The bill revises ERISA Section 4062(e) to clarify that a “substantial cessation of operations” occurs when an employer permanently ceases operations at a facility and, as a result, there is a “workforce reduction” of more than 15 percent of all eligible employees at all facilities in the contributing employer’s controlled group.  Under the amendment, a “workforce reduction” would mean the number of eligible employees at a facility who are separated from employment by reason of the permanent cessation of operations of the employer at the facility.  Certain eligible employees would be excluded from the reduction analysis, including employees who, within a reasonable period of time, are replaced by the employer, at the same or another facility in the United States, by an employee who is a citizen or resident of the United States.  In addition, employees would not be not taken into consideration for these purposes following the sale or other disposition of the assets or stock of the employer if the acquiring entity maintains the single-employer plan of the predecessor employer that includes assets and liabilities attributable to the accrued benefit of the employee and either (1) the employee is separated from employment at the facility, but within a reasonable period of time, is replaced by the acquiring entity by an employee who is a citizen or resident of the United States, or (2) the eligible employees continues to be employed at the facility of the acquiring entity.

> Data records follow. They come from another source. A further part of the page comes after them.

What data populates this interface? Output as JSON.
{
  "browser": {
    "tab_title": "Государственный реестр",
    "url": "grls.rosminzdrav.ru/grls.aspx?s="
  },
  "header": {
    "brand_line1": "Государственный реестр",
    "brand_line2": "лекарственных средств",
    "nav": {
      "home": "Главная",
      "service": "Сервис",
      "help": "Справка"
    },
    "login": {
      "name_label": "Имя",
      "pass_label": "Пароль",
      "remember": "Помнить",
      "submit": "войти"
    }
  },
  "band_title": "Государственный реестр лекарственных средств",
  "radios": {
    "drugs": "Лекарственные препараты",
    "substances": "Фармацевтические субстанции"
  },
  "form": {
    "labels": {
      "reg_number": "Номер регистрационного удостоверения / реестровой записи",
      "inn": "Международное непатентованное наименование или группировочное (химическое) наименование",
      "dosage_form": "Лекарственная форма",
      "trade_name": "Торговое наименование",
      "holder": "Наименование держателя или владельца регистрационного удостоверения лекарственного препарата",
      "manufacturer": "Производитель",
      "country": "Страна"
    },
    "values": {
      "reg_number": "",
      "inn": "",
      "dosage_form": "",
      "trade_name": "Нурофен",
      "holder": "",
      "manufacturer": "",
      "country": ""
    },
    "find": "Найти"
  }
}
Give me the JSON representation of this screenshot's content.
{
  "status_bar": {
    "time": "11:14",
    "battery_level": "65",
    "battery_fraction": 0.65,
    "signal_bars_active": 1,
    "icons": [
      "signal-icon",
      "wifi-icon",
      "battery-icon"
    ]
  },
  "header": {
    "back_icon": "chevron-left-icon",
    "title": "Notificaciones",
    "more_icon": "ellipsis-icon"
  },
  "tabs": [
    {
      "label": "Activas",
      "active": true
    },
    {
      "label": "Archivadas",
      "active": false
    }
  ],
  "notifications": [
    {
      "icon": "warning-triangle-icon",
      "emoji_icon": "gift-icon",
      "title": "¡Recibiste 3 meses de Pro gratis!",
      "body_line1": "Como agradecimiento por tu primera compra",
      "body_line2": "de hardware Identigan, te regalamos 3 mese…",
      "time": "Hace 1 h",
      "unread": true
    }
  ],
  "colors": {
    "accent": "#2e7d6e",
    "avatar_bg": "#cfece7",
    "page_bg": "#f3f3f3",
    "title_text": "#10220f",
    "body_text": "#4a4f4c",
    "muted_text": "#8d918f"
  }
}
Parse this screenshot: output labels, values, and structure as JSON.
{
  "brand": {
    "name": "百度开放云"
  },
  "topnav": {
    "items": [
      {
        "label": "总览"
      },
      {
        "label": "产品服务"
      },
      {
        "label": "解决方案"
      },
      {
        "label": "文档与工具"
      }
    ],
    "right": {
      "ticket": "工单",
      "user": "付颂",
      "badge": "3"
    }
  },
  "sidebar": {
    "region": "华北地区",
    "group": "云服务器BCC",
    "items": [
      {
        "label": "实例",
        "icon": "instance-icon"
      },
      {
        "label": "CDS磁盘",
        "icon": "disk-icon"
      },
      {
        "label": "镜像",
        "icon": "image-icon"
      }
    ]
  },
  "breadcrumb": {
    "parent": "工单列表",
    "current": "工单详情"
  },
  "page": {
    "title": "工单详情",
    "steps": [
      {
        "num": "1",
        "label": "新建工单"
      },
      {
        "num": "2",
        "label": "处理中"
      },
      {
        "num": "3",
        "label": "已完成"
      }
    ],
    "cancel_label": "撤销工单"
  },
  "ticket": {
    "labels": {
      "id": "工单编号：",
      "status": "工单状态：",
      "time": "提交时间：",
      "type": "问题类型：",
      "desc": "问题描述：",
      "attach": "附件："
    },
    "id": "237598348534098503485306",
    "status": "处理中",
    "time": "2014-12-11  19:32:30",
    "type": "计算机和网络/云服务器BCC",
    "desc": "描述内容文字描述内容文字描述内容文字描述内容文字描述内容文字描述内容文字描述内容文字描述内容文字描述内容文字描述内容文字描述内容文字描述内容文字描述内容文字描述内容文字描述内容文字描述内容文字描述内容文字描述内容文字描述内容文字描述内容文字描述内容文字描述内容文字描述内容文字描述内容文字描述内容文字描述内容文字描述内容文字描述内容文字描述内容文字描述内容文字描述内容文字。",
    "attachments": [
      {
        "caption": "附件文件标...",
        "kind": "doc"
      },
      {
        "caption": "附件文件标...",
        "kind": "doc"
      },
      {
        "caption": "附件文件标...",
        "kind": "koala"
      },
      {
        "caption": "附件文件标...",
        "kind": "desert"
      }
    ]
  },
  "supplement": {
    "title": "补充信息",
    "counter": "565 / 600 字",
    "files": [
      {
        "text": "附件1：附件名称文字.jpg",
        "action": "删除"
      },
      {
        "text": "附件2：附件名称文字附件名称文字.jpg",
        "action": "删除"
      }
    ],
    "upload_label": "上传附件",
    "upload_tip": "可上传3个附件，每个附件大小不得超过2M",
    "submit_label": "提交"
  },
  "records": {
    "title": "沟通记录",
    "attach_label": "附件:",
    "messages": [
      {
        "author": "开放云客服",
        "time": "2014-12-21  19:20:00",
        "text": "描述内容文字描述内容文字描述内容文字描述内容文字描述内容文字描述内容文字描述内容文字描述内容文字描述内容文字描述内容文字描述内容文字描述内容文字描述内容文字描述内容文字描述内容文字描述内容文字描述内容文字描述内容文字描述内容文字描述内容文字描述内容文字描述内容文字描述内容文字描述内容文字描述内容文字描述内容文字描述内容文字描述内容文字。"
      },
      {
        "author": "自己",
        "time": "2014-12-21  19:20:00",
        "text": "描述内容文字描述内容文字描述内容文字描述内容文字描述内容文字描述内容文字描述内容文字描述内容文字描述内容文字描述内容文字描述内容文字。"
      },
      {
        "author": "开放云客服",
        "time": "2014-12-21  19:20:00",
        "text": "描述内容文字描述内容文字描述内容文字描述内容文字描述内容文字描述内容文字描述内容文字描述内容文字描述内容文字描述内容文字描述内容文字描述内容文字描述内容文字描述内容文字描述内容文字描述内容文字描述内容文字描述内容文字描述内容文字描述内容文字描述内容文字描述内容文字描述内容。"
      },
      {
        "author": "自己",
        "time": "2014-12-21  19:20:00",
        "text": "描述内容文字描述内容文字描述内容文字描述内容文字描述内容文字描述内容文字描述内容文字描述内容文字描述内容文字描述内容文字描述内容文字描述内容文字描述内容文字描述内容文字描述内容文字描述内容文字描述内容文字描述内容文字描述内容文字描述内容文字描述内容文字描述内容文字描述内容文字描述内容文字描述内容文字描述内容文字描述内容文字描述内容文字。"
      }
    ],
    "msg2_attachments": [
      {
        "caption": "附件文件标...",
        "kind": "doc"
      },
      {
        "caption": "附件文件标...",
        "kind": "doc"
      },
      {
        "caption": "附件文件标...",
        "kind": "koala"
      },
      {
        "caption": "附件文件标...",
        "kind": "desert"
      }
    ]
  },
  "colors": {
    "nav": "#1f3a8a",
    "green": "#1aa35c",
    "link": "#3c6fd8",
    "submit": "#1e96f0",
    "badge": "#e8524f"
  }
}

The Congressional Budget Office estimates that Senate Bill 2511 would reduce the contributions that plan sponsors are required to make to their plans as a result of terminating operations at a facility, leading to increases in employer revenues and decreases in direct spending.  The House of Representatives concluded its fall session on September 19, 2014 without acting on the bill.  It remains to be seen whether the House will take up the Senate bill when it returns for a “lame-duck” session after the mid-term elections.